Eventually Jones offered to produce Jackson’s next record himself — and the result of their collaboration was the Gary native’s breakthrough album, 1979’s “Off the Wall,” which yielded hit singles such as “Don’t Stop ‘Til You Get Enough,” “Rock With You” and “She’s Out of My Life,” and sold more than 30 million copies.
Jackson and Jones would make two more albums: “Thriller,” which has sold more than 110 million copies, and “Bad,” with more than 45 million copies sold.
“They’re remastering ‘Off the Wall’ and bundling [the CD] with my documentary [on DVD and Blu-Ray],” says Lee. “Good value!”
Lee says he thinks Jackson took such an interest in transcending the typical music video because he never became a movie star.
“I believe Michael could have done anything he wanted to do, but film, that’s one of the few things where he didn’t really get to the highest level. That’s why his ‘short films’ got longer and longer and longer.”
The “Off the Wall” documentary features filmed material from Jackson’s personal archive, and interviews with Pharrell Williams, Mark Ronson, John Legend and several members of the Jackson family. Lee hopes to follow this doc with a third film about Jackson and his music.
“Hopefully I’ll get to a documentary about ‘Thriller.’ So it would be a trilogy about the great Michael Jackson and the great Quincy Jones.”
The day before “Michael Jackson’s Journey…” debuts, Lee’s made-in-Chicago “Chi-Raq” will begin streaming on Amazon.
Given a limited released on Dec. 4, the controversial musical satire about gun violence grossed $2.6 million nationwide, doing particularly well in Chicago, with opening weekend grosses of over $15,000 per screen.
Although Lee says he was moved by the reception to the film — particularly when he heard from families affected by gun violence — he notes the struggle is still as monumental as ever.
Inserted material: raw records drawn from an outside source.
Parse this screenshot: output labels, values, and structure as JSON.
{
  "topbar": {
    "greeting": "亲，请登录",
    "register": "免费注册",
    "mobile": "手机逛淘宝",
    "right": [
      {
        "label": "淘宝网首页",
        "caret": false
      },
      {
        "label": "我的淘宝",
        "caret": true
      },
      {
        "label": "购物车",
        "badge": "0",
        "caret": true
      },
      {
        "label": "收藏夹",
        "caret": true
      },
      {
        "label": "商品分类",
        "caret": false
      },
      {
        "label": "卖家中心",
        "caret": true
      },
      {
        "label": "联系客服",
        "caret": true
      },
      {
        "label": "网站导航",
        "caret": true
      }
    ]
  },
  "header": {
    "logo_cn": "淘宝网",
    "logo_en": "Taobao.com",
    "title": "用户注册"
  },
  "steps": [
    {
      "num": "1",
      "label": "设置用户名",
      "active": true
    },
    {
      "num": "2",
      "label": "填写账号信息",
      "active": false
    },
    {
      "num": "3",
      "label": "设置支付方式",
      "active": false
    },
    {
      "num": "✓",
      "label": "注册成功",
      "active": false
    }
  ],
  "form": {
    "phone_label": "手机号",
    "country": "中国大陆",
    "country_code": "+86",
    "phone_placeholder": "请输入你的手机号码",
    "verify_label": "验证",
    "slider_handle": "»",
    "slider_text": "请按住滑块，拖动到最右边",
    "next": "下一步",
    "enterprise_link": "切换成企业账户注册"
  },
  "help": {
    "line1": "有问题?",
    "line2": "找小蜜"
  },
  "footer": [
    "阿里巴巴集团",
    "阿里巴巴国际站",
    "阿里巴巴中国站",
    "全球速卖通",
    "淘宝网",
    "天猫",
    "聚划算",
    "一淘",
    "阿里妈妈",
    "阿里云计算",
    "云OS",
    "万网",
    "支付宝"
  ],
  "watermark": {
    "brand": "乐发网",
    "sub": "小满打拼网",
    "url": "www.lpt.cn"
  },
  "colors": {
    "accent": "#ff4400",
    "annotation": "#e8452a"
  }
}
“This has not been a good [start to the] year in Chicago. More than 25 homicides so far, 100 people shot.
“This is nothing I’m gloating about, I’m very sad. We’ve just got to keep on trying harder.”